#1 Comment By AGES OLD On April 19, 2017 @ 12:21 pm

The OU had this program for many many years already

#2 Comment By Citizen Berel On April 19, 2017 @ 12:29 pm

Great news. The more the better.

#3 Comment By alum On April 19, 2017 @ 2:04 pm

Since when is Hillel Reform? When I was a college student it was “Jewish” as we all are! It was certainly a better choice than the Jewish fraternities and sororities.

#4 Comment By Zachary On April 19, 2017 @ 7:56 pm

Hillel is not reform. I wish they would factcheck articles

#5 Comment By lubavitch On April 19, 2017 @ 3:02 pm

the ikar is to connect people to the rebbe and chassidus this is another helem no diffrent than aish

#6 Comment By Citizen Berel On April 19, 2017 @ 3:29 pm

No connecting yidden with torah and mitvos is not a helem.

If there is a source in the Rebbe’s Torah to the effect that yidden doing outreach to brings other yidden closer to Torah and Mitzvos should only be done by chassidim then please share.

Seriously, find a source that says if a yid isn’t a Lubavitcher he should refrain from influencing his fellow yidden from doing Torah an mitzvos, then please enlighten us all. Because that is exactly what you are advocating.

There are way too few yidden doing this type of work, mostly for lack of funding.

#7 Comment By OLD NEWS On April 19, 2017 @ 3:15 pm

This has been going on for a LONG TIME…and its a good thing!

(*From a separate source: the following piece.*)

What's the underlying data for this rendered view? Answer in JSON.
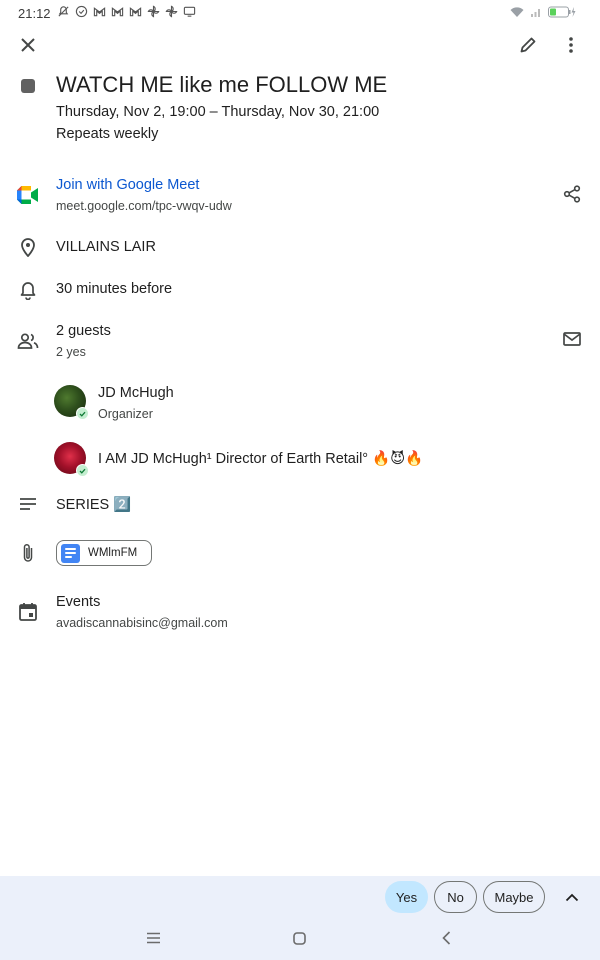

#8 Comment By The kangeroo On April 19, 2017 @ 5:19 pm

Maybe Lubavitch should take a break and concentrate on paying rhe Beis Rivka teachers.

#9 Comment By to number 5 On April 19, 2017 @ 7:18 pm

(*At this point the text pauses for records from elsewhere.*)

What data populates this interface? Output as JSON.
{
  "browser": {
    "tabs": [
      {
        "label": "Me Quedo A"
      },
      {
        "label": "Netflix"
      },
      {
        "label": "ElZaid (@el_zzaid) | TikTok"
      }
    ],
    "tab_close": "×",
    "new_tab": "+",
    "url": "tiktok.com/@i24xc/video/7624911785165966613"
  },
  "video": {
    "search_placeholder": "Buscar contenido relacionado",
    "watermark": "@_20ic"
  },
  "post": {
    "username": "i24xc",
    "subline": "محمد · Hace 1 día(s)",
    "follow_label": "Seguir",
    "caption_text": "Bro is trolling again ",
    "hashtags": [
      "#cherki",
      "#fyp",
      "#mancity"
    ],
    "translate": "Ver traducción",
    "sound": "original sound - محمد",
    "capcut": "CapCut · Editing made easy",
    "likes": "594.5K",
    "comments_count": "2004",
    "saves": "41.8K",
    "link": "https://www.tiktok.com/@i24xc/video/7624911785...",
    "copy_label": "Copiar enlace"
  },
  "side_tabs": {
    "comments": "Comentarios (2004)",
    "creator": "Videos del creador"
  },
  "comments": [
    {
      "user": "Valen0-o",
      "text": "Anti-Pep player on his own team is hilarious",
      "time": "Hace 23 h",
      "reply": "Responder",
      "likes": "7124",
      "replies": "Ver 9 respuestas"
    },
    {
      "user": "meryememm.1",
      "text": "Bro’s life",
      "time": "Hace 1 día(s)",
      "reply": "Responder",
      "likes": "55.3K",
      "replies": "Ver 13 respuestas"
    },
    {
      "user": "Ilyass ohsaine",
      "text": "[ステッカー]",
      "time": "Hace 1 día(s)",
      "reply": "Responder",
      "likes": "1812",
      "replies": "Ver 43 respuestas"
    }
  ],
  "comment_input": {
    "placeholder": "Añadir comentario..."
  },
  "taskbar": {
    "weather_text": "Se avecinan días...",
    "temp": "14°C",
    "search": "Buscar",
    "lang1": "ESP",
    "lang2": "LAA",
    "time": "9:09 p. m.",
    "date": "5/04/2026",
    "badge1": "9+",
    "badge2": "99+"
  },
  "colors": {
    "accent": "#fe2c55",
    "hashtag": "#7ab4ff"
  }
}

the rebbe wanted that lubavitch be the source of yiddshkiet in the world from the hechsher to kehot being the biggest book store (unfortantly isnt) we dont put down other peoples work however the fact that others are working on campuses were we have bati chabad is not good we should be the olny provider

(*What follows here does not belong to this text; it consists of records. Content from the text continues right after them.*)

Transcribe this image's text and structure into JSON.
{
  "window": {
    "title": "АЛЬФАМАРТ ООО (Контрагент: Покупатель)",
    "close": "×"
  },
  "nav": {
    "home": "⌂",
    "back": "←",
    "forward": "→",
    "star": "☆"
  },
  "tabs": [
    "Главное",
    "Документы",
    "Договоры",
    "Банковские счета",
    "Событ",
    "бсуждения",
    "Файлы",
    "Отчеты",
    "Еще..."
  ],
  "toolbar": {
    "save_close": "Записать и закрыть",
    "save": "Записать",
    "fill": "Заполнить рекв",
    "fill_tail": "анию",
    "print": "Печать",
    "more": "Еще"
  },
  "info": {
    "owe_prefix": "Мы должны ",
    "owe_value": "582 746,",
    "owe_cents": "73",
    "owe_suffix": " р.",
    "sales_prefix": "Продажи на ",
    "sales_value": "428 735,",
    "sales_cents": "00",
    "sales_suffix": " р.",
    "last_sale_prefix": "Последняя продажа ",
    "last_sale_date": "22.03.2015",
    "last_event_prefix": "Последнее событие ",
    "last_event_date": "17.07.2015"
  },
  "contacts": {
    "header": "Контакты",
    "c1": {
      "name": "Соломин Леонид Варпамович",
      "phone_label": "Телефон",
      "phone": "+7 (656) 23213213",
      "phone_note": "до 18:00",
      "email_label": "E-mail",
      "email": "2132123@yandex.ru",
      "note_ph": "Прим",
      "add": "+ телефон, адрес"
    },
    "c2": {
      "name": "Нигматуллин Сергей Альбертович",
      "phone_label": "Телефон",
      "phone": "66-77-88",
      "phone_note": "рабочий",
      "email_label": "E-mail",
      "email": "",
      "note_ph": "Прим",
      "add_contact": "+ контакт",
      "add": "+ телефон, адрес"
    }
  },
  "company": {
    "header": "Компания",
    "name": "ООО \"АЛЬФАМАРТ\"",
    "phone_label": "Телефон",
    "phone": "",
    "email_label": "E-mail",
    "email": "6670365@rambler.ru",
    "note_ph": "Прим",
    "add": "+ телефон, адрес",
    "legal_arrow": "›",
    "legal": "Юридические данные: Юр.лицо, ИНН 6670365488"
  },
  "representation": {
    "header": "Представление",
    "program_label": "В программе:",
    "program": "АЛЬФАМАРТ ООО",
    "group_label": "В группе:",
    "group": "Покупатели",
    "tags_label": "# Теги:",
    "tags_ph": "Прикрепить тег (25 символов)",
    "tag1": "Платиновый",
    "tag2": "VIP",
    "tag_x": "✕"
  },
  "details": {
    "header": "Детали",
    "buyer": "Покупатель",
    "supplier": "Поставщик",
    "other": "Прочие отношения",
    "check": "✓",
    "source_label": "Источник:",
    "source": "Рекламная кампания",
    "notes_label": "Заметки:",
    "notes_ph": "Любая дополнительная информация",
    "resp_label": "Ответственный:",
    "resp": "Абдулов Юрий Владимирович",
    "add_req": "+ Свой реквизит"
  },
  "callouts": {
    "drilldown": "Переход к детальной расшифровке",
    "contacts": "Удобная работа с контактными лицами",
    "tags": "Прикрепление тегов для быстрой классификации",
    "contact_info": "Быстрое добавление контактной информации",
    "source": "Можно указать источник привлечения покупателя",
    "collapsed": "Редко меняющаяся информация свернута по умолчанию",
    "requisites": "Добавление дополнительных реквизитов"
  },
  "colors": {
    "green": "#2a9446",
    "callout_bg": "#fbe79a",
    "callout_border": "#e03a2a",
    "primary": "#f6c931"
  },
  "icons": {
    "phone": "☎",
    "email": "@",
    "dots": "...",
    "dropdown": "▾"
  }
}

#10 Comment By Milhouse On April 19, 2017 @ 11:11 pm

Garbage. Honestly, where do you come up with such ideas? The Rebbe explicitly encouraged non-Lubavitch Orthodox rabbis and organisations to spread their versions of yiddishkeit, and on one occasion even rescued a major “competitor” from bankruptcy.

The Rebbe did not want Kehos to be the biggest book store. On the contrary, Kehos only publishes our own material. In the early years when there was a shortage of basic seforim Kehos published chumoshim, mishnayos, gemoros, and other necessary things, but as soon as other publishers entered the market Kehos pulled out, because that is not its mission. (Just as, when there was a shortage of siddurim in Russia, the Rebbe Nishmoso Eden published a Nusach Ashkenaz version of Tehillas Hashem.) When Artscroll wanted Kehos to publish his Megillas Esther, Kehos said that was not its mission, so they went and founded their own publishing house and were BH very successful, and may they continue to be successful, because Kehos is not a competitor in their field.

#11 Comment By Citizen Berel On April 20, 2017 @ 12:08 am

You just made all that up right now.

Site anything implicating that the there is anything good that chassidim should do that other yidden should not do!

The only provider? Completely unhinged.